▶ [What the exercise asks]:
An exact copy of every entry is needed here; the images stay out.

▶ [Records for the exercise]:
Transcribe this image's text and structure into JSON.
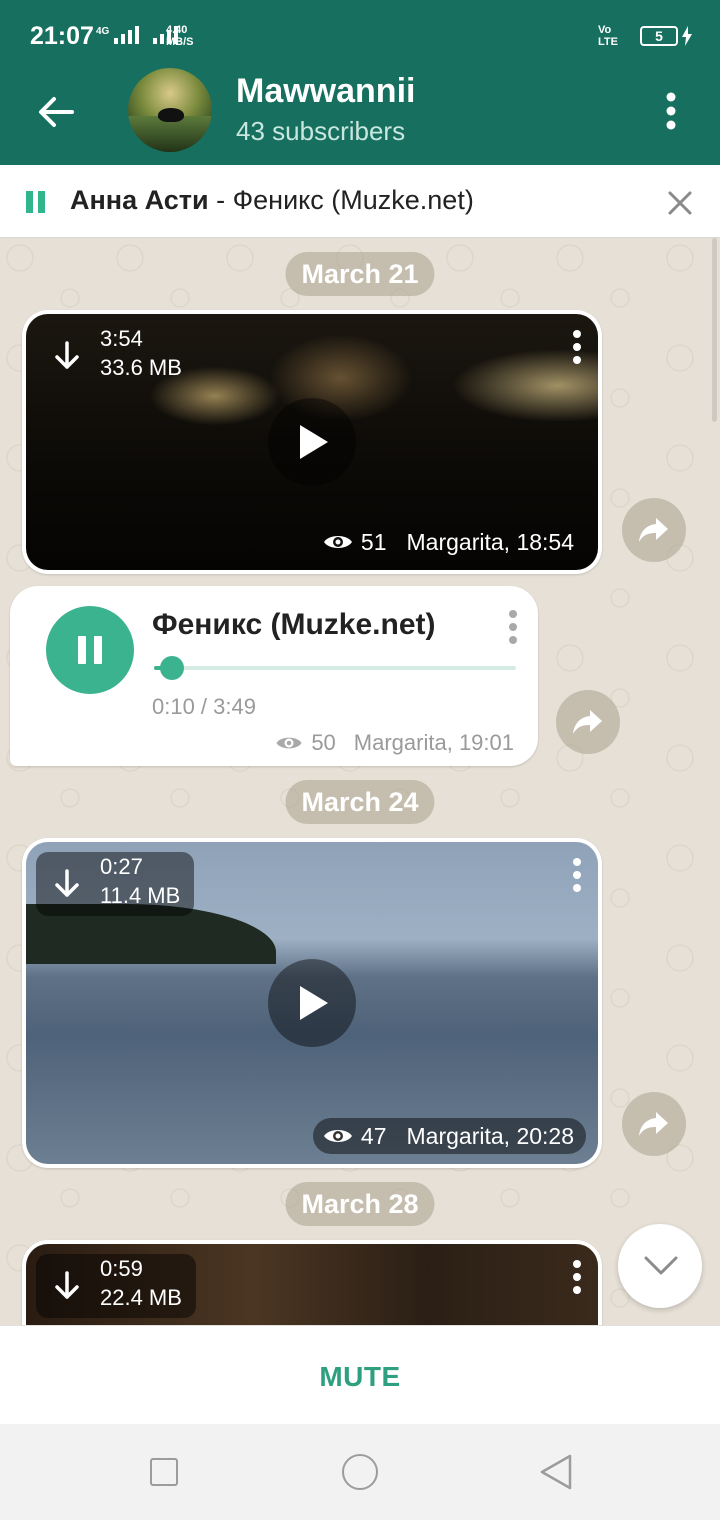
{
  "status_bar": {
    "time": "21:07",
    "network_type": "4G",
    "speed_value": "4.40",
    "speed_unit": "MB/S",
    "volte_top": "Vo",
    "volte_bottom": "LTE",
    "battery": "5"
  },
  "header": {
    "title": "Mawwannii",
    "subtitle": "43 subscribers"
  },
  "now_playing": {
    "artist": "Анна Асти",
    "separator": " - ",
    "track": "Феникс (Muzke.net)"
  },
  "messages": [
    {
      "date": "March 21",
      "type": "video",
      "duration": "3:54",
      "size": "33.6 MB",
      "views": "51",
      "meta": "Margarita, 18:54"
    },
    {
      "type": "audio",
      "title": "Феникс (Muzke.net)",
      "time": "0:10 / 3:49",
      "progress": 0.05,
      "views": "50",
      "meta": "Margarita, 19:01"
    },
    {
      "date": "March 24",
      "type": "video",
      "duration": "0:27",
      "size": "11.4 MB",
      "views": "47",
      "meta": "Margarita, 20:28"
    },
    {
      "date": "March 28",
      "type": "video",
      "duration": "0:59",
      "size": "22.4 MB"
    }
  ],
  "bottom": {
    "mute_label": "MUTE"
  },
  "colors": {
    "header": "#17705f",
    "accent": "#3cb38f",
    "mute_text": "#2e9f7f"
  },
  "icons": [
    "back-arrow-icon",
    "more-vert-icon",
    "pause-icon",
    "close-icon",
    "download-icon",
    "play-icon",
    "eye-icon",
    "share-icon",
    "chevron-down-icon"
  ]
}
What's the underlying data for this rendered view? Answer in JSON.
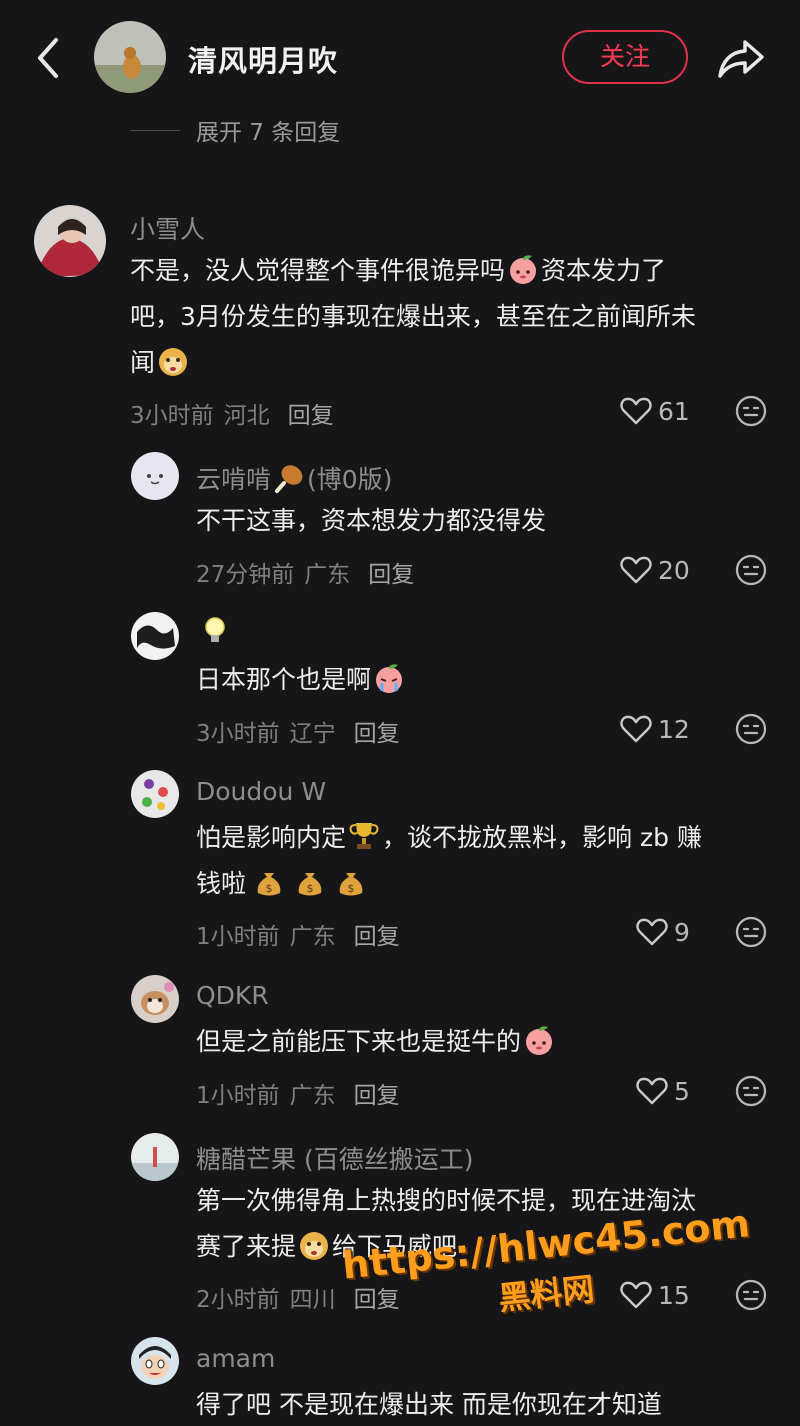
{
  "header": {
    "username": "清风明月吹",
    "follow_label": "关注"
  },
  "expand_replies": "展开 7 条回复",
  "comments": [
    {
      "username": "小雪人",
      "text_line1": "不是，没人觉得整个事件很诡异吗",
      "text_line1b": "资本发力了",
      "text_line2": "吧，3月份发生的事现在爆出来，甚至在之前闻所未",
      "text_line3": "闻",
      "time": "3小时前",
      "location": "河北",
      "reply_label": "回复",
      "likes": "61"
    },
    {
      "username": "云啃啃",
      "username_suffix": "(博0版)",
      "text": "不干这事，资本想发力都没得发",
      "time": "27分钟前",
      "location": "广东",
      "reply_label": "回复",
      "likes": "20"
    },
    {
      "username": "",
      "text": "日本那个也是啊",
      "time": "3小时前",
      "location": "辽宁",
      "reply_label": "回复",
      "likes": "12"
    },
    {
      "username": "Doudou W",
      "text_line1a": "怕是影响内定",
      "text_line1b": "，谈不拢放黑料，影响 zb 赚",
      "text_line2": "钱啦",
      "time": "1小时前",
      "location": "广东",
      "reply_label": "回复",
      "likes": "9"
    },
    {
      "username": "QDKR",
      "text": "但是之前能压下来也是挺牛的",
      "time": "1小时前",
      "location": "广东",
      "reply_label": "回复",
      "likes": "5"
    },
    {
      "username": "糖醋芒果 (百德丝搬运工)",
      "text_line1": "第一次佛得角上热搜的时候不提，现在进淘汰",
      "text_line2a": "赛了来提",
      "text_line2b": "给下马威吧",
      "time": "2小时前",
      "location": "四川",
      "reply_label": "回复",
      "likes": "15"
    },
    {
      "username": "amam",
      "text": "得了吧 不是现在爆出来 而是你现在才知道"
    }
  ],
  "watermark": {
    "url": "https://hlwc45.com",
    "name": "黑料网"
  },
  "colors": {
    "background": "#161618",
    "accent": "#e0334b",
    "watermark": "#ff9d1c"
  },
  "icons": [
    "back-icon",
    "share-icon",
    "heart-icon",
    "more-icon",
    "peach-emoji",
    "monkey-emoji",
    "drumstick-emoji",
    "lightbulb-emoji",
    "trophy-emoji",
    "money-bag-emoji"
  ]
}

▶ [Result]:
Transcribe this image's text and structure into JSON.
{
  "status_bar": {
    "time": "21:07",
    "network_type": "4G",
    "speed_value": "4.40",
    "speed_unit": "MB/S",
    "volte_top": "Vo",
    "volte_bottom": "LTE",
    "battery": "5"
  },
  "header": {
    "title": "Mawwannii",
    "subtitle": "43 subscribers"
  },
  "now_playing": {
    "artist": "Анна Асти",
    "separator": " - ",
    "track": "Феникс (Muzke.net)"
  },
  "messages": [
    {
      "date": "March 21",
      "type": "video",
      "duration": "3:54",
      "size": "33.6 MB",
      "views": "51",
      "meta": "Margarita, 18:54"
    },
    {
      "type": "audio",
      "title": "Феникс (Muzke.net)",
      "time": "0:10 / 3:49",
      "progress": 0.05,
      "views": "50",
      "meta": "Margarita, 19:01"
    },
    {
      "date": "March 24",
      "type": "video",
      "duration": "0:27",
      "size": "11.4 MB",
      "views": "47",
      "meta": "Margarita, 20:28"
    },
    {
      "date": "March 28",
      "type": "video",
      "duration": "0:59",
      "size": "22.4 MB"
    }
  ],
  "bottom": {
    "mute_label": "MUTE"
  },
  "colors": {
    "header": "#17705f",
    "accent": "#3cb38f",
    "mute_text": "#2e9f7f"
  },
  "icons": [
    "back-arrow-icon",
    "more-vert-icon",
    "pause-icon",
    "close-icon",
    "download-icon",
    "play-icon",
    "eye-icon",
    "share-icon",
    "chevron-down-icon"
  ]
}
What's the underlying data for this rendered view? Answer in JSON.
{
  "header": {
    "username": "清风明月吹",
    "follow_label": "关注"
  },
  "expand_replies": "展开 7 条回复",
  "comments": [
    {
      "username": "小雪人",
      "text_line1": "不是，没人觉得整个事件很诡异吗",
      "text_line1b": "资本发力了",
      "text_line2": "吧，3月份发生的事现在爆出来，甚至在之前闻所未",
      "text_line3": "闻",
      "time": "3小时前",
      "location": "河北",
      "reply_label": "回复",
      "likes": "61"
    },
    {
      "username": "云啃啃",
      "username_suffix": "(博0版)",
      "text": "不干这事，资本想发力都没得发",
      "time": "27分钟前",
      "location": "广东",
      "reply_label": "回复",
      "likes": "20"
    },
    {
      "username": "",
      "text": "日本那个也是啊",
      "time": "3小时前",
      "location": "辽宁",
      "reply_label": "回复",
      "likes": "12"
    },
    {
      "username": "Doudou W",
      "text_line1a": "怕是影响内定",
      "text_line1b": "，谈不拢放黑料，影响 zb 赚",
      "text_line2": "钱啦",
      "time": "1小时前",
      "location": "广东",
      "reply_label": "回复",
      "likes": "9"
    },
    {
      "username": "QDKR",
      "text": "但是之前能压下来也是挺牛的",
      "time": "1小时前",
      "location": "广东",
      "reply_label": "回复",
      "likes": "5"
    },
    {
      "username": "糖醋芒果 (百德丝搬运工)",
      "text_line1": "第一次佛得角上热搜的时候不提，现在进淘汰",
      "text_line2a": "赛了来提",
      "text_line2b": "给下马威吧",
      "time": "2小时前",
      "location": "四川",
      "reply_label": "回复",
      "likes": "15"
    },
    {
      "username": "amam",
      "text": "得了吧 不是现在爆出来 而是你现在才知道"
    }
  ],
  "watermark": {
    "url": "https://hlwc45.com",
    "name": "黑料网"
  },
  "colors": {
    "background": "#161618",
    "accent": "#e0334b",
    "watermark": "#ff9d1c"
  },
  "icons": [
    "back-icon",
    "share-icon",
    "heart-icon",
    "more-icon",
    "peach-emoji",
    "monkey-emoji",
    "drumstick-emoji",
    "lightbulb-emoji",
    "trophy-emoji",
    "money-bag-emoji"
  ]
}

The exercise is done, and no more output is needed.